In 1994, the Oscar-nominated film Quiz Show (directed by screen legend Robert Redford) dramatised the case of the Twenty-One quiz show scandal of 1958 - in which an investigation found that producers, colluding with their corporate sponsors, had been supplying correct answers to the show’s participants to boost ratings. This triggered a series of revelations,... Continue Reading →
In the early 1980s, a young woman from a wealthy background enrols in a prestigious film school in London. Julie (Honor Swinton-Byrne), from a incredibly privileged background, is struggling with her ambition to make a film about an impoverished family in Thatcher's Britain, but finds her cosy life upended when she enters a romantic relationship... Continue Reading →
Despite the immaculate dress sense, wild salt-and-pepper hair and a certain similarity in their choice of subject matter, Antonio Banderas isn't portraying movie director Pedro Almodovar here. But as Salvador Mallo, beloved director of Spanish cinema, you'd be forgiven for making the mistake.
A treat for attendees of the BFI London Film Festival this year: Rian Johnson's eagerly awaited whodunnit, Knives Out, has been announced as the festival's American Express Gala.

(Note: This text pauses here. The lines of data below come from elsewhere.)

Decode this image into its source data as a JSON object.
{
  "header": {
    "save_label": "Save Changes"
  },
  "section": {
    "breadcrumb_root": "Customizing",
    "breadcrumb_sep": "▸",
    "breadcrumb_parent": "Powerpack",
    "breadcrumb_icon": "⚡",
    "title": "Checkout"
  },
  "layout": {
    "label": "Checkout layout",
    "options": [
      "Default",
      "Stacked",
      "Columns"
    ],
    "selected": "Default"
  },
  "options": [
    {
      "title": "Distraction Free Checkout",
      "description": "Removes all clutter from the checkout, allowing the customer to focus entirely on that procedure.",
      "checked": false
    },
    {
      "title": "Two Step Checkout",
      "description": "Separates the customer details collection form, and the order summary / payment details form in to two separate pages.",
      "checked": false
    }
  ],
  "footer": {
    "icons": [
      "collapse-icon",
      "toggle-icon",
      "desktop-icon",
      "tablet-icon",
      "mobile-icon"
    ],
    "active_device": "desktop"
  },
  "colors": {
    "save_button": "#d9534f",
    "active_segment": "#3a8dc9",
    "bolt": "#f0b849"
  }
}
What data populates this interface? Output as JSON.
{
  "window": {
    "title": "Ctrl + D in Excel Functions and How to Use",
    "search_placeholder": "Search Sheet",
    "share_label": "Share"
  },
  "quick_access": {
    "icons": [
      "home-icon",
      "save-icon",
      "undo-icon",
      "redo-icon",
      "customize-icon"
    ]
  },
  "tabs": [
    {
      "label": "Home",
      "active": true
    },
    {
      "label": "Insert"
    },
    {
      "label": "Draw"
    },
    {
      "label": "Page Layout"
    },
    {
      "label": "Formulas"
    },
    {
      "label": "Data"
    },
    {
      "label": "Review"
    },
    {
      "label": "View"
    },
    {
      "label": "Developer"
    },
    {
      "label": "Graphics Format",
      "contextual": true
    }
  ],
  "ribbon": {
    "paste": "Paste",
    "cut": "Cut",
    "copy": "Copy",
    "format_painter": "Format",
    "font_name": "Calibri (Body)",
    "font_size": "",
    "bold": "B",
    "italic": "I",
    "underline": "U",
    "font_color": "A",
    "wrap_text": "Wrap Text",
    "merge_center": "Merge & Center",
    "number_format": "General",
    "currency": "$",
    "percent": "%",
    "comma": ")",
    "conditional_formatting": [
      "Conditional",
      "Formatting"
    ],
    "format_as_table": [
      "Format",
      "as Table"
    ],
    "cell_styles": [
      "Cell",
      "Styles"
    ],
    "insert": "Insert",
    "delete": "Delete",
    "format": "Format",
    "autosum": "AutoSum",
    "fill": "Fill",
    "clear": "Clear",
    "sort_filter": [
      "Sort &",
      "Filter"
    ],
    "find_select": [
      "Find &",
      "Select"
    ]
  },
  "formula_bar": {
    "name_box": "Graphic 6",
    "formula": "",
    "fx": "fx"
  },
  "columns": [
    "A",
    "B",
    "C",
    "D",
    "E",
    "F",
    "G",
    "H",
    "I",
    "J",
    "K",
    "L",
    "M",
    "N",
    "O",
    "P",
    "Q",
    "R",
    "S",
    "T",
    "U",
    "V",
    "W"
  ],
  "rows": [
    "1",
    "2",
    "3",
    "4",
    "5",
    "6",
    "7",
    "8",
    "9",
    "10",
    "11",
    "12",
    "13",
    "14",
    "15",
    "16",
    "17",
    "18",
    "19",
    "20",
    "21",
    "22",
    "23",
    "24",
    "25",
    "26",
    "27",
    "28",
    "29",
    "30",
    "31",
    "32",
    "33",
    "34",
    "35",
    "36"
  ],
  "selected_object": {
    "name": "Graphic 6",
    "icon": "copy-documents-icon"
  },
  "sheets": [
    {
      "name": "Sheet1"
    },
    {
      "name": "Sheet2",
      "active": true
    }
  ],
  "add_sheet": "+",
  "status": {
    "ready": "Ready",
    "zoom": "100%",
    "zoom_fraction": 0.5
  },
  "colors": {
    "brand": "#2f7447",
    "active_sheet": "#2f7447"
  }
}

As Disney's four-pronged assault on UK audiences continues, why not consider some counter-programming from among these rare delights, screening in and around London next month?
As well as the long-awaited UK releases of Vox Lux, Woman at War and High Life (oh, and Godzilla is BACK), May is going to be a great month for catching rare and underseen pics on the big screen in London. It's a good time to be alive.
A recent, presumably sincere, tweet from a concerned film fan negatively compared the directorial debut of Brie Larson, Unicorn Store, to the first film directed by Superbad and Wolf of Wall Street actor Jonah Hill.